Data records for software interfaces

>>>>

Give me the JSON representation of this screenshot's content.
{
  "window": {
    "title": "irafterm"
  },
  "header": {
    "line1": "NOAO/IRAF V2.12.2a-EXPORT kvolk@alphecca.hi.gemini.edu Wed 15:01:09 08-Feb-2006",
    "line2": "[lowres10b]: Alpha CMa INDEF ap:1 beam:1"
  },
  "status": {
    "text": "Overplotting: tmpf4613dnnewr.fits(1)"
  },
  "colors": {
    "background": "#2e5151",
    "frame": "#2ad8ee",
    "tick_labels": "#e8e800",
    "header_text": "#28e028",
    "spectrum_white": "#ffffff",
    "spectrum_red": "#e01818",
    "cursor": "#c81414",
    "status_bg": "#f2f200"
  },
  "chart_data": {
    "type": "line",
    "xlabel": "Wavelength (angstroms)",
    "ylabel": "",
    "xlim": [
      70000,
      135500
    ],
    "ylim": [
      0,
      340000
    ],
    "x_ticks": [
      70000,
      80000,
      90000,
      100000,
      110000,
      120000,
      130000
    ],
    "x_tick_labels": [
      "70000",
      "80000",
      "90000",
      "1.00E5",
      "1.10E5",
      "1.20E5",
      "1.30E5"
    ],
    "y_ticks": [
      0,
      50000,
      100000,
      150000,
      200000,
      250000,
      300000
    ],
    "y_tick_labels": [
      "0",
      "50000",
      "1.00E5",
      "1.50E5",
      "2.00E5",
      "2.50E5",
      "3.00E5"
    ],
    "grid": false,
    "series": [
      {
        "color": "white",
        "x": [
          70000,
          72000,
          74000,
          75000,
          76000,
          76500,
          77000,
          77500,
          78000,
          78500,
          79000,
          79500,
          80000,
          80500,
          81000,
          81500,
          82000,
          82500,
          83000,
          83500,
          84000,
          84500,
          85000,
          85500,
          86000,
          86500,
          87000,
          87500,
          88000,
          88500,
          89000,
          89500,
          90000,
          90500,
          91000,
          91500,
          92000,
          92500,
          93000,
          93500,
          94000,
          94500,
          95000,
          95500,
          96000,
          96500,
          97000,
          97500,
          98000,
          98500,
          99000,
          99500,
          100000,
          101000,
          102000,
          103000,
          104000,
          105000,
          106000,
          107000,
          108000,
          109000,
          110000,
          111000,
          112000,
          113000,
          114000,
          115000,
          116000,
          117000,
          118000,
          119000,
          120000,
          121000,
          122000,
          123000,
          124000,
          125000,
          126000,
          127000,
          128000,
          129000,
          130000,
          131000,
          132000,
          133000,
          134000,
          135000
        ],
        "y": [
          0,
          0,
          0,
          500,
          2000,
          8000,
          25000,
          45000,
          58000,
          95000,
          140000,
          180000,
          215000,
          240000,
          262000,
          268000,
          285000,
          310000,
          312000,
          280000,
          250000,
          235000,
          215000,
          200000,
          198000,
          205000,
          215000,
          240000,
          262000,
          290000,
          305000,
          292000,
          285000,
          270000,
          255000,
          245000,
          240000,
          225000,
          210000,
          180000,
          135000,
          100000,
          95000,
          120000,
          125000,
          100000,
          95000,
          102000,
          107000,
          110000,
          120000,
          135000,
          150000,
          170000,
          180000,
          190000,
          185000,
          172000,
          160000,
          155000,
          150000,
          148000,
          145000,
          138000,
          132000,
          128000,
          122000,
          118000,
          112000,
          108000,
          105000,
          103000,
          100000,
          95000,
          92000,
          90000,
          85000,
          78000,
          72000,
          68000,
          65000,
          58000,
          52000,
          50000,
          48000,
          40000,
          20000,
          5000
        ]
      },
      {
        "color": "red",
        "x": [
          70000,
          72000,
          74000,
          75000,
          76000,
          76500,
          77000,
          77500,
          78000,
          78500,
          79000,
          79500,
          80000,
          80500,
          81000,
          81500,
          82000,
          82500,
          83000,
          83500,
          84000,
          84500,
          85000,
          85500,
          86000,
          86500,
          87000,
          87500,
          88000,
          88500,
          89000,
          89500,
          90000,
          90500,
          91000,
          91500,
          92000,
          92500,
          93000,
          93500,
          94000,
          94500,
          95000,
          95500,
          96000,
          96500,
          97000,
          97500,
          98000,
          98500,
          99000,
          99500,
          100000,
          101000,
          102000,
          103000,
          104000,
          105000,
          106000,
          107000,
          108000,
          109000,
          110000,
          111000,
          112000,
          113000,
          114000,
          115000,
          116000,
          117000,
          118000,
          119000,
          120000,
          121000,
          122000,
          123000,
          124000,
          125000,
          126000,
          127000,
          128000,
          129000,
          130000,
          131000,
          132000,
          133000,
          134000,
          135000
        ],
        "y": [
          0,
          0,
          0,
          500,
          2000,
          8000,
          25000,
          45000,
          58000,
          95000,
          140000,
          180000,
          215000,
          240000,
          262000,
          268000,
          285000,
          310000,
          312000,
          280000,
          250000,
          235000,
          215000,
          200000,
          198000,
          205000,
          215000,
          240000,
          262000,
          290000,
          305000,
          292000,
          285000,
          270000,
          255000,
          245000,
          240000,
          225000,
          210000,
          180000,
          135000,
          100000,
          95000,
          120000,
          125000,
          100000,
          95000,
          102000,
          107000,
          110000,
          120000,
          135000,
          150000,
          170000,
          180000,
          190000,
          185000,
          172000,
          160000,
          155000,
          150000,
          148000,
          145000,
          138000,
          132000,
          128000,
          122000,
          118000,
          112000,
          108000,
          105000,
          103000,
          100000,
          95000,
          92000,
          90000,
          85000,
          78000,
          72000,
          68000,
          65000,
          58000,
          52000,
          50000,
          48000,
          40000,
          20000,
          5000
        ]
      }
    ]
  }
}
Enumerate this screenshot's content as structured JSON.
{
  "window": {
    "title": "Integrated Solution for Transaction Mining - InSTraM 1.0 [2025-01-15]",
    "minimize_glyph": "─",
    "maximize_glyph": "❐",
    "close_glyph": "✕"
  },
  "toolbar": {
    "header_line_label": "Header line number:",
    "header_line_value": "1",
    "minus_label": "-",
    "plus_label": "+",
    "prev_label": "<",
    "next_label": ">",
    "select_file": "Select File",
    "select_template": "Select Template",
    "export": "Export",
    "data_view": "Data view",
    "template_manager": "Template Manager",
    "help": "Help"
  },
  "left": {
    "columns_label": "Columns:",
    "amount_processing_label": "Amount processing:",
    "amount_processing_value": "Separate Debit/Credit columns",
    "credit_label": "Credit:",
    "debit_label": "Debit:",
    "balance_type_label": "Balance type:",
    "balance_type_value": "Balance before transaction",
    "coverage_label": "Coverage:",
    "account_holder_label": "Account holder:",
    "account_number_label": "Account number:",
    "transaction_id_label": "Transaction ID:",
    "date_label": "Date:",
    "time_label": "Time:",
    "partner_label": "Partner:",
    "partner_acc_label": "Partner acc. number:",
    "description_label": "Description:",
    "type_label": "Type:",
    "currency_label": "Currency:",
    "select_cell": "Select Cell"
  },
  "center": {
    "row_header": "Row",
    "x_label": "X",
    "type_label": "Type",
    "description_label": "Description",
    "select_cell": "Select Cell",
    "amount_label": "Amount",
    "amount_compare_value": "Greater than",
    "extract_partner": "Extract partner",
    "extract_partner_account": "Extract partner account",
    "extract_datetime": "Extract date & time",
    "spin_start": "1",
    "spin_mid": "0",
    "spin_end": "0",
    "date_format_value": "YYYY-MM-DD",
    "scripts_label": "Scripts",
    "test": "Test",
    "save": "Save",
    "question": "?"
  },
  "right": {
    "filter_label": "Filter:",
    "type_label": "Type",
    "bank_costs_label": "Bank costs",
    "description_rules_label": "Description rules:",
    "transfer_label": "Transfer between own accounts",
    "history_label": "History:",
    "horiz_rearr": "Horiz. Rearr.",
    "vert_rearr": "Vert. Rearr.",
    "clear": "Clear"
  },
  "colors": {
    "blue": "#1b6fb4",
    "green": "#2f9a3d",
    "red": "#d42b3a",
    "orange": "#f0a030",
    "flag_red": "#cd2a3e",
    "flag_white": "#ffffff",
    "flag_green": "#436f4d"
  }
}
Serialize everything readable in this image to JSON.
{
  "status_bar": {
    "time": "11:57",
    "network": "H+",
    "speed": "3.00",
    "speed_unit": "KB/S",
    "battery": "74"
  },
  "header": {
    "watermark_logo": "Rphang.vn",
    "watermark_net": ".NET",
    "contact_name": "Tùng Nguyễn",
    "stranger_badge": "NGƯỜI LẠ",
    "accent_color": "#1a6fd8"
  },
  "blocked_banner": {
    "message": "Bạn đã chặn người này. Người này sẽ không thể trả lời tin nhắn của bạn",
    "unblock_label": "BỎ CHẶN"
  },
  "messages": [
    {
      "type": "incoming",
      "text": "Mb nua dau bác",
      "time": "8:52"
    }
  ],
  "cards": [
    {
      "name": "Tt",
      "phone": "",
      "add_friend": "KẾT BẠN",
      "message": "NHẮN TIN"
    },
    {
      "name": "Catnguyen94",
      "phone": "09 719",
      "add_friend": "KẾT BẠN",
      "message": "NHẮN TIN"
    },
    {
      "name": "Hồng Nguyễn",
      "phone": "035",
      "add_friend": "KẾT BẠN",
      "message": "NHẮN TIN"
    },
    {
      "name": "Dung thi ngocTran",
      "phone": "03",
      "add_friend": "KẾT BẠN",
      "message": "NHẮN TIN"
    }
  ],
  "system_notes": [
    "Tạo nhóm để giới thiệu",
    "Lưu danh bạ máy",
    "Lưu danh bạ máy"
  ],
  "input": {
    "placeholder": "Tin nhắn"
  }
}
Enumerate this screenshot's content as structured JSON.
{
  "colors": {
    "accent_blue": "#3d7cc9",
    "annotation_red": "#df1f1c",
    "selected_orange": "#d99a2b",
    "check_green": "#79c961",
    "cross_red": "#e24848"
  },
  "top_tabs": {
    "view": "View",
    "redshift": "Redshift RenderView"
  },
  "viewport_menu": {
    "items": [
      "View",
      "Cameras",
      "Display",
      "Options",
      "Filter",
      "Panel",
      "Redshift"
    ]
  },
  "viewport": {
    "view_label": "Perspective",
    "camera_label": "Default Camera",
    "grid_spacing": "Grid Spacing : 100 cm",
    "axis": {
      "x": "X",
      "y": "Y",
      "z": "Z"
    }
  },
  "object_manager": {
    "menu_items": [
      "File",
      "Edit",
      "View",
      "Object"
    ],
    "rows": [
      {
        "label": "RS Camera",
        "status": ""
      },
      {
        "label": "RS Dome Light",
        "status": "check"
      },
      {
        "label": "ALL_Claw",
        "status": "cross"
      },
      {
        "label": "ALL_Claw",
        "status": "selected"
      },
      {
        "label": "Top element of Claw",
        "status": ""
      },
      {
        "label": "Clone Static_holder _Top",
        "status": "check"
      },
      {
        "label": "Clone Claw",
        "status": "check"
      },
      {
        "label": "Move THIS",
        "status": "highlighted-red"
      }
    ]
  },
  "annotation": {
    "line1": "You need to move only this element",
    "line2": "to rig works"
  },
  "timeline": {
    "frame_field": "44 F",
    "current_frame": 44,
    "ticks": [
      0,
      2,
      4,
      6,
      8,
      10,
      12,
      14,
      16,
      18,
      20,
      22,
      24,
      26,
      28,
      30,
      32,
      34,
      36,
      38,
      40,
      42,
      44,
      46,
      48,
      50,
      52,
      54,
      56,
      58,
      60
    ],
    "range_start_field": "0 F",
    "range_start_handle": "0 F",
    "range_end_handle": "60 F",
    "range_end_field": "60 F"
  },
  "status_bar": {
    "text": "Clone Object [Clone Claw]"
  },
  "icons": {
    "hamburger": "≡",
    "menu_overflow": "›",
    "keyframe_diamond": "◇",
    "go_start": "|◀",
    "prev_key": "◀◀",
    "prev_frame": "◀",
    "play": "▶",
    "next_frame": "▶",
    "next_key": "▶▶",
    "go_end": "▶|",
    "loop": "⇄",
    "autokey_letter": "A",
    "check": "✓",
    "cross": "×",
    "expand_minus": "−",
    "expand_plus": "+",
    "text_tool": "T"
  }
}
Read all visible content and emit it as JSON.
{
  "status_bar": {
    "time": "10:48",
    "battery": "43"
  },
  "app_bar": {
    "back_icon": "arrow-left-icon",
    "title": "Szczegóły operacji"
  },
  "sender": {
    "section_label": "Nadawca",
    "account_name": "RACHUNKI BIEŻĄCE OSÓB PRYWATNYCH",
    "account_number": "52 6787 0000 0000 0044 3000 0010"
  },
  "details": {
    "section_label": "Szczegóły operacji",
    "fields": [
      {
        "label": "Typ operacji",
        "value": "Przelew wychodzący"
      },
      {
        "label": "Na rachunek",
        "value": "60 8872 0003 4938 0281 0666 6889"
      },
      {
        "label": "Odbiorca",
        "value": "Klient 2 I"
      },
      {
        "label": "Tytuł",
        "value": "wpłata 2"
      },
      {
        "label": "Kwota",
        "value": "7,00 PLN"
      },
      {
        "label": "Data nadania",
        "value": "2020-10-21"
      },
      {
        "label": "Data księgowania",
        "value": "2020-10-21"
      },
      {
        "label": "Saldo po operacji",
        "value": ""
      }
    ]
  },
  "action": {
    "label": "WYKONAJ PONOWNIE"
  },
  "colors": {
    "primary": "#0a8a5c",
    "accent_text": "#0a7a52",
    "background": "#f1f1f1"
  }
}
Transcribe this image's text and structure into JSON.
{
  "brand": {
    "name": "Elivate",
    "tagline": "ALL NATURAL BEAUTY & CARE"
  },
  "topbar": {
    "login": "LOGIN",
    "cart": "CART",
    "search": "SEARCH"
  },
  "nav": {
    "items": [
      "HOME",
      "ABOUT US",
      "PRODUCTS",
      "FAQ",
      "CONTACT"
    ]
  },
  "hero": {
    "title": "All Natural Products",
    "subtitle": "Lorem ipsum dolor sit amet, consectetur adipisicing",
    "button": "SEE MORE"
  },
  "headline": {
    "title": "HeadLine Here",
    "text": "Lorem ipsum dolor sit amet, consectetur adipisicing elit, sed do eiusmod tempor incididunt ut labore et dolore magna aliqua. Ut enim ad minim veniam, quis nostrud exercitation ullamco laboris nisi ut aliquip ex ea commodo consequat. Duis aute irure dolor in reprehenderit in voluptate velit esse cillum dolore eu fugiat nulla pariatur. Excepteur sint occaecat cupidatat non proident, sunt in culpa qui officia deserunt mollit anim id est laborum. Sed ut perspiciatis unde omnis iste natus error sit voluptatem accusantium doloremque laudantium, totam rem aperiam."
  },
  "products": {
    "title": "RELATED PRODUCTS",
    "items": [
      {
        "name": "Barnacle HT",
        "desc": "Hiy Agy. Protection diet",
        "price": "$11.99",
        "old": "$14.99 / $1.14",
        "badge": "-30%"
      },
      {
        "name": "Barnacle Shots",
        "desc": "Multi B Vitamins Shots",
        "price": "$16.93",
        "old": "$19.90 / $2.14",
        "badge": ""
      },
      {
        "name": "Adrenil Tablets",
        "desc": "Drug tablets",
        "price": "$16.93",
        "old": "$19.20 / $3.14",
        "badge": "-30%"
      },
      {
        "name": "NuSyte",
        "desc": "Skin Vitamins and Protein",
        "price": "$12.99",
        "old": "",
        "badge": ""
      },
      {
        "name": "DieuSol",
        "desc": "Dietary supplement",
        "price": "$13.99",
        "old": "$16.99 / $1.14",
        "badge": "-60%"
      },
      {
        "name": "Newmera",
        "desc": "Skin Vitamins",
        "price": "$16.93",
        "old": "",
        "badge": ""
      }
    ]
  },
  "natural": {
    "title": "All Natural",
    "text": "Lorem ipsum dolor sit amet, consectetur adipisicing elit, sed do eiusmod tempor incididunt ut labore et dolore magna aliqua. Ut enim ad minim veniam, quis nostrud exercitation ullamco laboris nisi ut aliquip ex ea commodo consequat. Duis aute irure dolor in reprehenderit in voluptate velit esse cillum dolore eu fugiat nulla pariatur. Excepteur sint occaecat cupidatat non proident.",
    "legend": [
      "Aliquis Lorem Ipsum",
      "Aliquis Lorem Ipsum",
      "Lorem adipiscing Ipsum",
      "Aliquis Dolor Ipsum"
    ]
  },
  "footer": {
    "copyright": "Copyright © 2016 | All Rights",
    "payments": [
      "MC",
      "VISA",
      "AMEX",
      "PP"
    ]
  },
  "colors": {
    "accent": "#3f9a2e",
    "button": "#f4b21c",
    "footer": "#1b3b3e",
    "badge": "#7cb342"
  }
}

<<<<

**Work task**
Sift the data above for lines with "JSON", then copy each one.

**Written reply**
Give me the JSON representation of this screenshot's content.
Enumerate this screenshot's content as structured JSON.
Serialize everything readable in this image to JSON.
Enumerate this screenshot's content as structured JSON.
Read all visible content and emit it as JSON.
Transcribe this image's text and structure into JSON.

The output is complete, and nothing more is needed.